Extracted records:
_ _ _ _

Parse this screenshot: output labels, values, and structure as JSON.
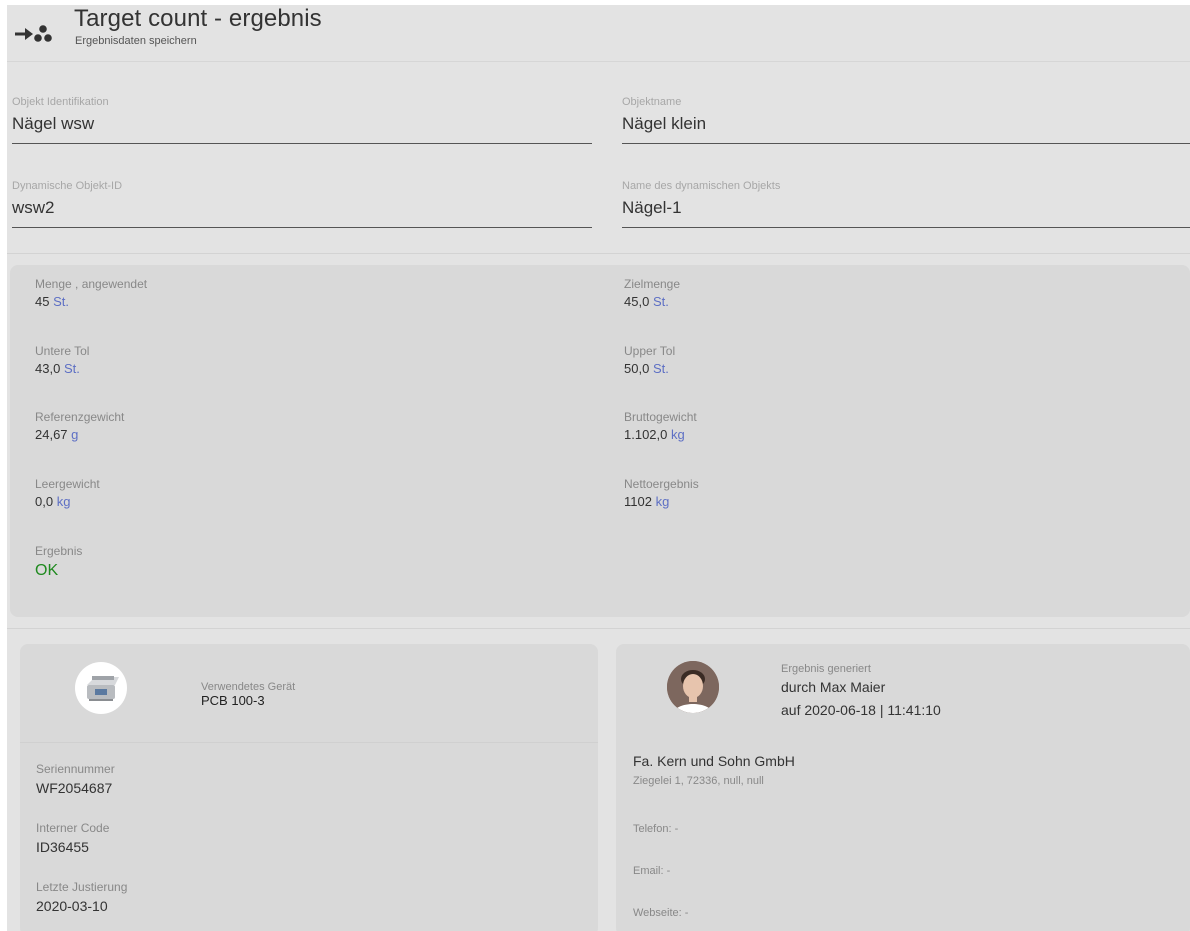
{
  "header": {
    "title": "Target count - ergebnis",
    "subtitle": "Ergebnisdaten speichern",
    "icon": "target-count-icon"
  },
  "form": {
    "object_id": {
      "label": "Objekt Identifikation",
      "value": "Nägel wsw"
    },
    "object_name": {
      "label": "Objektname",
      "value": "Nägel klein"
    },
    "dynamic_id": {
      "label": "Dynamische Objekt-ID",
      "value": "wsw2"
    },
    "dynamic_name": {
      "label": "Name des dynamischen Objekts",
      "value": "Nägel-1"
    }
  },
  "results": {
    "quantity_applied": {
      "label": "Menge , angewendet",
      "value": "45",
      "unit": "St."
    },
    "target_quantity": {
      "label": "Zielmenge",
      "value": "45,0",
      "unit": "St."
    },
    "lower_tol": {
      "label": "Untere Tol",
      "value": "43,0",
      "unit": "St."
    },
    "upper_tol": {
      "label": "Upper Tol",
      "value": "50,0",
      "unit": "St."
    },
    "reference_weight": {
      "label": "Referenzgewicht",
      "value": "24,67",
      "unit": "g"
    },
    "gross_weight": {
      "label": "Bruttogewicht",
      "value": "1.102,0",
      "unit": "kg"
    },
    "tare_weight": {
      "label": "Leergewicht",
      "value": "0,0",
      "unit": "kg"
    },
    "net_result": {
      "label": "Nettoergebnis",
      "value": "1102",
      "unit": "kg"
    },
    "result": {
      "label": "Ergebnis",
      "value": "OK"
    }
  },
  "device": {
    "label": "Verwendetes Gerät",
    "value": "PCB 100-3",
    "serial": {
      "label": "Seriennummer",
      "value": "WF2054687"
    },
    "internal_code": {
      "label": "Interner Code",
      "value": "ID36455"
    },
    "last_calibration": {
      "label": "Letzte Justierung",
      "value": "2020-03-10"
    }
  },
  "generated": {
    "label": "Ergebnis generiert",
    "by": "durch Max Maier",
    "at": "auf 2020-06-18 | 11:41:10",
    "company": "Fa. Kern und Sohn GmbH",
    "address": "Ziegelei 1, 72336, null, null",
    "phone": "Telefon: -",
    "email": "Email: -",
    "website": "Webseite: -"
  },
  "colors": {
    "background": "#e3e3e3",
    "panel": "#d9d9d9",
    "unit": "#5d6fc4",
    "ok": "#1f8a1f"
  }
}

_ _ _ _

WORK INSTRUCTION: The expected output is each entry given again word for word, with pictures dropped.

OUTPUT OF THE TASK:
Parse this screenshot: output labels, values, and structure as JSON.
{
  "header": {
    "title": "Target count - ergebnis",
    "subtitle": "Ergebnisdaten speichern",
    "icon": "target-count-icon"
  },
  "form": {
    "object_id": {
      "label": "Objekt Identifikation",
      "value": "Nägel wsw"
    },
    "object_name": {
      "label": "Objektname",
      "value": "Nägel klein"
    },
    "dynamic_id": {
      "label": "Dynamische Objekt-ID",
      "value": "wsw2"
    },
    "dynamic_name": {
      "label": "Name des dynamischen Objekts",
      "value": "Nägel-1"
    }
  },
  "results": {
    "quantity_applied": {
      "label": "Menge , angewendet",
      "value": "45",
      "unit": "St."
    },
    "target_quantity": {
      "label": "Zielmenge",
      "value": "45,0",
      "unit": "St."
    },
    "lower_tol": {
      "label": "Untere Tol",
      "value": "43,0",
      "unit": "St."
    },
    "upper_tol": {
      "label": "Upper Tol",
      "value": "50,0",
      "unit": "St."
    },
    "reference_weight": {
      "label": "Referenzgewicht",
      "value": "24,67",
      "unit": "g"
    },
    "gross_weight": {
      "label": "Bruttogewicht",
      "value": "1.102,0",
      "unit": "kg"
    },
    "tare_weight": {
      "label": "Leergewicht",
      "value": "0,0",
      "unit": "kg"
    },
    "net_result": {
      "label": "Nettoergebnis",
      "value": "1102",
      "unit": "kg"
    },
    "result": {
      "label": "Ergebnis",
      "value": "OK"
    }
  },
  "device": {
    "label": "Verwendetes Gerät",
    "value": "PCB 100-3",
    "serial": {
      "label": "Seriennummer",
      "value": "WF2054687"
    },
    "internal_code": {
      "label": "Interner Code",
      "value": "ID36455"
    },
    "last_calibration": {
      "label": "Letzte Justierung",
      "value": "2020-03-10"
    }
  },
  "generated": {
    "label": "Ergebnis generiert",
    "by": "durch Max Maier",
    "at": "auf 2020-06-18 | 11:41:10",
    "company": "Fa. Kern und Sohn GmbH",
    "address": "Ziegelei 1, 72336, null, null",
    "phone": "Telefon: -",
    "email": "Email: -",
    "website": "Webseite: -"
  },
  "colors": {
    "background": "#e3e3e3",
    "panel": "#d9d9d9",
    "unit": "#5d6fc4",
    "ok": "#1f8a1f"
  }
}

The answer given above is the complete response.